Material provided below:

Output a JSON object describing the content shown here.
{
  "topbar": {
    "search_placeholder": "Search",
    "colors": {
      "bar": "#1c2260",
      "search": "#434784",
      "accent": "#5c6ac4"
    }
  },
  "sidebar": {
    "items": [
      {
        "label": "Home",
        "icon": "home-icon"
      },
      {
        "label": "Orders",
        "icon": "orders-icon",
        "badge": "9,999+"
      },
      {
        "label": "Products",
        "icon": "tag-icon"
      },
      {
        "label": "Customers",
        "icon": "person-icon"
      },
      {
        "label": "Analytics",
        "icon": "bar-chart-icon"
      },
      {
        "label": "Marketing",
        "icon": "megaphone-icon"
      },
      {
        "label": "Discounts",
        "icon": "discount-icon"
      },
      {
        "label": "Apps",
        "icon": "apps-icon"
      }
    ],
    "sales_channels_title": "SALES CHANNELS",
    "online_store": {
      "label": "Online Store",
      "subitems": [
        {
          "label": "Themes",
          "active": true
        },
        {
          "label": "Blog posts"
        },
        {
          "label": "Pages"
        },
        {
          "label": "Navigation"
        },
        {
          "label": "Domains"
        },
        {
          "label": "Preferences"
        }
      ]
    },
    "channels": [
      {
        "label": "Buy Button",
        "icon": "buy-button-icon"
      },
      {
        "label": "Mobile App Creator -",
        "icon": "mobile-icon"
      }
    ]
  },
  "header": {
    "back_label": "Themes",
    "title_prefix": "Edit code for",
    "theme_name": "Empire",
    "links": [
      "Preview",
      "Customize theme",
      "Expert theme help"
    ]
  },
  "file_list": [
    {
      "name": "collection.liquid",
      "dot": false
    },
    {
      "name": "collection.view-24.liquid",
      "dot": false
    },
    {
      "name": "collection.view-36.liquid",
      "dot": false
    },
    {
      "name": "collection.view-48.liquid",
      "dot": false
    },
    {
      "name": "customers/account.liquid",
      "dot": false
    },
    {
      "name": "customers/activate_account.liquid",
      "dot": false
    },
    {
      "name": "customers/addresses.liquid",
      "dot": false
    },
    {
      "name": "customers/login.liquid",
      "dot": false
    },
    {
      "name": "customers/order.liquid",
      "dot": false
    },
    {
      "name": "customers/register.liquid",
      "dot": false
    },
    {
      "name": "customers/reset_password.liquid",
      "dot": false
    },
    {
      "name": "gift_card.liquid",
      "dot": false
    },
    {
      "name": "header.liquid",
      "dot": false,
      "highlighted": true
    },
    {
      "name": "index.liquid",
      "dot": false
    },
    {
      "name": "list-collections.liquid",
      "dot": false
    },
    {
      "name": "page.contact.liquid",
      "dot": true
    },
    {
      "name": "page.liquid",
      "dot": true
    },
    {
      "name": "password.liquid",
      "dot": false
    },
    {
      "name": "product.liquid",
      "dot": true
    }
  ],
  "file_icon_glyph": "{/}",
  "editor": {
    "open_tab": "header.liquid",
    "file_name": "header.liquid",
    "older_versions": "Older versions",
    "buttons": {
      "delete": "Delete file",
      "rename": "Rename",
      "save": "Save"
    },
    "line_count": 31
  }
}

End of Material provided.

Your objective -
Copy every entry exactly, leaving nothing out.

Expected answer -
Output a JSON object describing the content shown here.
{
  "topbar": {
    "search_placeholder": "Search",
    "colors": {
      "bar": "#1c2260",
      "search": "#434784",
      "accent": "#5c6ac4"
    }
  },
  "sidebar": {
    "items": [
      {
        "label": "Home",
        "icon": "home-icon"
      },
      {
        "label": "Orders",
        "icon": "orders-icon",
        "badge": "9,999+"
      },
      {
        "label": "Products",
        "icon": "tag-icon"
      },
      {
        "label": "Customers",
        "icon": "person-icon"
      },
      {
        "label": "Analytics",
        "icon": "bar-chart-icon"
      },
      {
        "label": "Marketing",
        "icon": "megaphone-icon"
      },
      {
        "label": "Discounts",
        "icon": "discount-icon"
      },
      {
        "label": "Apps",
        "icon": "apps-icon"
      }
    ],
    "sales_channels_title": "SALES CHANNELS",
    "online_store": {
      "label": "Online Store",
      "subitems": [
        {
          "label": "Themes",
          "active": true
        },
        {
          "label": "Blog posts"
        },
        {
          "label": "Pages"
        },
        {
          "label": "Navigation"
        },
        {
          "label": "Domains"
        },
        {
          "label": "Preferences"
        }
      ]
    },
    "channels": [
      {
        "label": "Buy Button",
        "icon": "buy-button-icon"
      },
      {
        "label": "Mobile App Creator -",
        "icon": "mobile-icon"
      }
    ]
  },
  "header": {
    "back_label": "Themes",
    "title_prefix": "Edit code for",
    "theme_name": "Empire",
    "links": [
      "Preview",
      "Customize theme",
      "Expert theme help"
    ]
  },
  "file_list": [
    {
      "name": "collection.liquid",
      "dot": false
    },
    {
      "name": "collection.view-24.liquid",
      "dot": false
    },
    {
      "name": "collection.view-36.liquid",
      "dot": false
    },
    {
      "name": "collection.view-48.liquid",
      "dot": false
    },
    {
      "name": "customers/account.liquid",
      "dot": false
    },
    {
      "name": "customers/activate_account.liquid",
      "dot": false
    },
    {
      "name": "customers/addresses.liquid",
      "dot": false
    },
    {
      "name": "customers/login.liquid",
      "dot": false
    },
    {
      "name": "customers/order.liquid",
      "dot": false
    },
    {
      "name": "customers/register.liquid",
      "dot": false
    },
    {
      "name": "customers/reset_password.liquid",
      "dot": false
    },
    {
      "name": "gift_card.liquid",
      "dot": false
    },
    {
      "name": "header.liquid",
      "dot": false,
      "highlighted": true
    },
    {
      "name": "index.liquid",
      "dot": false
    },
    {
      "name": "list-collections.liquid",
      "dot": false
    },
    {
      "name": "page.contact.liquid",
      "dot": true
    },
    {
      "name": "page.liquid",
      "dot": true
    },
    {
      "name": "password.liquid",
      "dot": false
    },
    {
      "name": "product.liquid",
      "dot": true
    }
  ],
  "file_icon_glyph": "{/}",
  "editor": {
    "open_tab": "header.liquid",
    "file_name": "header.liquid",
    "older_versions": "Older versions",
    "buttons": {
      "delete": "Delete file",
      "rename": "Rename",
      "save": "Save"
    },
    "line_count": 31
  }
}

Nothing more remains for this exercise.